:: Exercise ::
Set down the complete data exactly as it appears below.

:: The records ::
===
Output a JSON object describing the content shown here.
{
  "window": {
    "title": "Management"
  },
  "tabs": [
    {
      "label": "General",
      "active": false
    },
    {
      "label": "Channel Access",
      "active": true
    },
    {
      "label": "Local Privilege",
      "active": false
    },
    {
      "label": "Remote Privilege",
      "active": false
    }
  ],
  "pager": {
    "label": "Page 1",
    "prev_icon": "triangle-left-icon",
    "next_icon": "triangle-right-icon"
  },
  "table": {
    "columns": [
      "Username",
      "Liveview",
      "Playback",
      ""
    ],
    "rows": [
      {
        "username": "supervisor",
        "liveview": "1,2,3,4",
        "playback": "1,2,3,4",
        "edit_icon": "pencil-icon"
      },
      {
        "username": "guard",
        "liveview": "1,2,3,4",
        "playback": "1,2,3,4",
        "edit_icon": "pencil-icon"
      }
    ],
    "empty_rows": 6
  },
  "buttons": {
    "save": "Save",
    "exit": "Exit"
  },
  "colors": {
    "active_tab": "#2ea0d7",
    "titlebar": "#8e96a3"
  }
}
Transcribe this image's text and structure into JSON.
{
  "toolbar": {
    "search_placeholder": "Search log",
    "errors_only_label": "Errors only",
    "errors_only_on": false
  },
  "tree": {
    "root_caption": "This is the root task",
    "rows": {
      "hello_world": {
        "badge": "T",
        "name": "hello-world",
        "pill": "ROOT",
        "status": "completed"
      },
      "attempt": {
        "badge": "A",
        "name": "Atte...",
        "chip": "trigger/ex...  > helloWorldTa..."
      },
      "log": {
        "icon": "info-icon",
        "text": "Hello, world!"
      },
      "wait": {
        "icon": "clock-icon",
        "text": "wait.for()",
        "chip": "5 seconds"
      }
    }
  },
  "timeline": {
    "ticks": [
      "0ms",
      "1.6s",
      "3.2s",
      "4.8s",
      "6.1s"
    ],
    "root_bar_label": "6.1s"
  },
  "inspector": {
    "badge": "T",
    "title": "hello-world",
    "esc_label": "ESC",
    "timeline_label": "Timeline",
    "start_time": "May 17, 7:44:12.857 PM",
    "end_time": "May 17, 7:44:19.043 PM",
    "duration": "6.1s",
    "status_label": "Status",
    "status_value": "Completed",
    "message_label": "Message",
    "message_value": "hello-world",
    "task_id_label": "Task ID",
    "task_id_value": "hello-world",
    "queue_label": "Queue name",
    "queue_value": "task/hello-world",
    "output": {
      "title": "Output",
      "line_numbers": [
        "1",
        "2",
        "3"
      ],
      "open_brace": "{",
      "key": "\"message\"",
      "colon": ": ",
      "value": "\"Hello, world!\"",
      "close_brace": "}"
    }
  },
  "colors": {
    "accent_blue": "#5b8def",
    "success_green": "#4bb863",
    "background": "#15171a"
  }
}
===
:: Written solution ::
Output a JSON object describing the content shown here.
{
  "window": {
    "title": "Management"
  },
  "tabs": [
    {
      "label": "General",
      "active": false
    },
    {
      "label": "Channel Access",
      "active": true
    },
    {
      "label": "Local Privilege",
      "active": false
    },
    {
      "label": "Remote Privilege",
      "active": false
    }
  ],
  "pager": {
    "label": "Page 1",
    "prev_icon": "triangle-left-icon",
    "next_icon": "triangle-right-icon"
  },
  "table": {
    "columns": [
      "Username",
      "Liveview",
      "Playback",
      ""
    ],
    "rows": [
      {
        "username": "supervisor",
        "liveview": "1,2,3,4",
        "playback": "1,2,3,4",
        "edit_icon": "pencil-icon"
      },
      {
        "username": "guard",
        "liveview": "1,2,3,4",
        "playback": "1,2,3,4",
        "edit_icon": "pencil-icon"
      }
    ],
    "empty_rows": 6
  },
  "buttons": {
    "save": "Save",
    "exit": "Exit"
  },
  "colors": {
    "active_tab": "#2ea0d7",
    "titlebar": "#8e96a3"
  }
}
Transcribe this image's text and structure into JSON.
{
  "toolbar": {
    "search_placeholder": "Search log",
    "errors_only_label": "Errors only",
    "errors_only_on": false
  },
  "tree": {
    "root_caption": "This is the root task",
    "rows": {
      "hello_world": {
        "badge": "T",
        "name": "hello-world",
        "pill": "ROOT",
        "status": "completed"
      },
      "attempt": {
        "badge": "A",
        "name": "Atte...",
        "chip": "trigger/ex...  > helloWorldTa..."
      },
      "log": {
        "icon": "info-icon",
        "text": "Hello, world!"
      },
      "wait": {
        "icon": "clock-icon",
        "text": "wait.for()",
        "chip": "5 seconds"
      }
    }
  },
  "timeline": {
    "ticks": [
      "0ms",
      "1.6s",
      "3.2s",
      "4.8s",
      "6.1s"
    ],
    "root_bar_label": "6.1s"
  },
  "inspector": {
    "badge": "T",
    "title": "hello-world",
    "esc_label": "ESC",
    "timeline_label": "Timeline",
    "start_time": "May 17, 7:44:12.857 PM",
    "end_time": "May 17, 7:44:19.043 PM",
    "duration": "6.1s",
    "status_label": "Status",
    "status_value": "Completed",
    "message_label": "Message",
    "message_value": "hello-world",
    "task_id_label": "Task ID",
    "task_id_value": "hello-world",
    "queue_label": "Queue name",
    "queue_value": "task/hello-world",
    "output": {
      "title": "Output",
      "line_numbers": [
        "1",
        "2",
        "3"
      ],
      "open_brace": "{",
      "key": "\"message\"",
      "colon": ": ",
      "value": "\"Hello, world!\"",
      "close_brace": "}"
    }
  },
  "colors": {
    "accent_blue": "#5b8def",
    "success_green": "#4bb863",
    "background": "#15171a"
  }
}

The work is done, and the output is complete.